Required action: Could you return every line of the material that contains the word "JSON"?

Exercise input:
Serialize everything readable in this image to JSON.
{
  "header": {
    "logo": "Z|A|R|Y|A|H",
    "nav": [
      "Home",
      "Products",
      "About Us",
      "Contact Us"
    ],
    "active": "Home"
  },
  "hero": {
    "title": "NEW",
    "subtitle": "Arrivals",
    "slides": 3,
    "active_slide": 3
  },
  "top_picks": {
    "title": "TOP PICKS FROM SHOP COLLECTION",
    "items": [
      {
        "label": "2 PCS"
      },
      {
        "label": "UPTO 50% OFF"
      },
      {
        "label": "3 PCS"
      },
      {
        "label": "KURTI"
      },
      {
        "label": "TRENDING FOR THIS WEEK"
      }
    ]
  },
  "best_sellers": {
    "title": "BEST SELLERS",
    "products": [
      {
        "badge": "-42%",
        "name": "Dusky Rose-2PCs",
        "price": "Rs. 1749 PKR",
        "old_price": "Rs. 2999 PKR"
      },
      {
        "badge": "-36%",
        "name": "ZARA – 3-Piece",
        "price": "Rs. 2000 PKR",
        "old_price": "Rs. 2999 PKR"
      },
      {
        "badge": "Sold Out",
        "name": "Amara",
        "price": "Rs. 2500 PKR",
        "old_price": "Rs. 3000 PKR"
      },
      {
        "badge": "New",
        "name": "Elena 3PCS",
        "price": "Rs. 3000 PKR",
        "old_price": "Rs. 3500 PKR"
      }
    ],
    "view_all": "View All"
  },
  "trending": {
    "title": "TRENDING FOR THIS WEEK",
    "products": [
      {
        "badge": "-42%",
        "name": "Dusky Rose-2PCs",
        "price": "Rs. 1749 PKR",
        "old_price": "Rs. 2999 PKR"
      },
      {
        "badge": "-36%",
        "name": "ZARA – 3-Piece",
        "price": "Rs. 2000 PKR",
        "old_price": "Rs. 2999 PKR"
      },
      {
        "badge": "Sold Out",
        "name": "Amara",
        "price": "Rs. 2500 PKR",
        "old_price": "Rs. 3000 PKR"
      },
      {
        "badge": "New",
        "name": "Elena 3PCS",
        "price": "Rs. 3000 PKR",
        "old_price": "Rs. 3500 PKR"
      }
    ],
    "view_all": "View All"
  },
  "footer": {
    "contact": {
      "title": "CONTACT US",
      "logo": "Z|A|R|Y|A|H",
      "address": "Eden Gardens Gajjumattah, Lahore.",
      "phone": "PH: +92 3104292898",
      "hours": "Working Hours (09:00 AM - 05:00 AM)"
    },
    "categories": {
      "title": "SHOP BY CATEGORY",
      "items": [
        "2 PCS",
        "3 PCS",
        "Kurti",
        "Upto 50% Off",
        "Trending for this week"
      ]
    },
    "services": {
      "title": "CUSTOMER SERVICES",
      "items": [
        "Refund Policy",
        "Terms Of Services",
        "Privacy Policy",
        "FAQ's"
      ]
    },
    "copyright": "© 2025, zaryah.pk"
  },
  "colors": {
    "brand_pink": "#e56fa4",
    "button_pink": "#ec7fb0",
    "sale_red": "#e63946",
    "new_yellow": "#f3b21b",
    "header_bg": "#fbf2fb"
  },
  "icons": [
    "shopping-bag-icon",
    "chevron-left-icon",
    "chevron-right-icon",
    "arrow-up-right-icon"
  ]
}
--
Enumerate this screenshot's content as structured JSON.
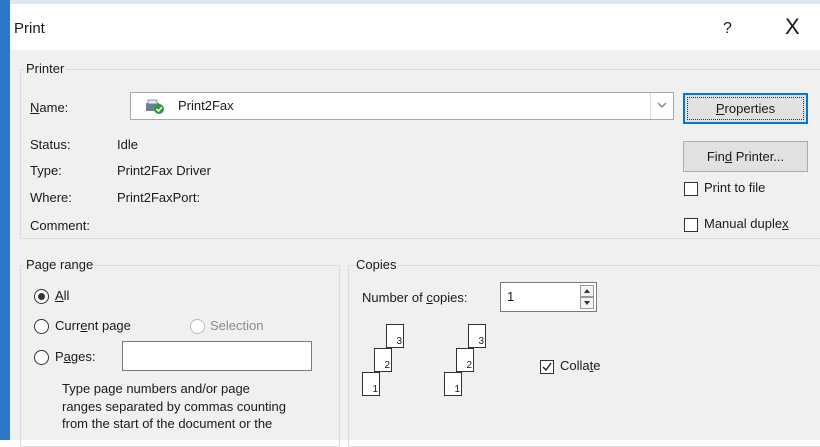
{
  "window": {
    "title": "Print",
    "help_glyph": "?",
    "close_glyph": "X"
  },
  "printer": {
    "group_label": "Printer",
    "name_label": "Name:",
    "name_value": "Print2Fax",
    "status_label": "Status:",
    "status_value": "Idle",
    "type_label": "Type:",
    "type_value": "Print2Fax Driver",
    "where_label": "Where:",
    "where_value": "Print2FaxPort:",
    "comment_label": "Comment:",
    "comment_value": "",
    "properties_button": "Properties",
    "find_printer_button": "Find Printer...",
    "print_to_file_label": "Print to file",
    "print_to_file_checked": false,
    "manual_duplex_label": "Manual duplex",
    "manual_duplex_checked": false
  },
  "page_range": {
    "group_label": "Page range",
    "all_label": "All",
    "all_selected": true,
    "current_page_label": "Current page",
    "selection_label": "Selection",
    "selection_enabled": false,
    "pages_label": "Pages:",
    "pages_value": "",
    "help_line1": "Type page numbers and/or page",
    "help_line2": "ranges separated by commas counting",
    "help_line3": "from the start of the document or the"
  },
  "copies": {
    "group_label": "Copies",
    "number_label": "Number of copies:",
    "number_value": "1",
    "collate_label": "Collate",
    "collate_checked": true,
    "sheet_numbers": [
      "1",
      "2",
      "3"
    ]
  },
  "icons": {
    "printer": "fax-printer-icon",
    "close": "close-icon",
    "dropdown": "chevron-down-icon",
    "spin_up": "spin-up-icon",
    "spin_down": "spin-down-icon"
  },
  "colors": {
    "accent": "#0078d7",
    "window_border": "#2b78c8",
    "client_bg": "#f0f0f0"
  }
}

Solution to the problem:
Serialize everything readable in this image to JSON.
Enumerate this screenshot's content as structured JSON.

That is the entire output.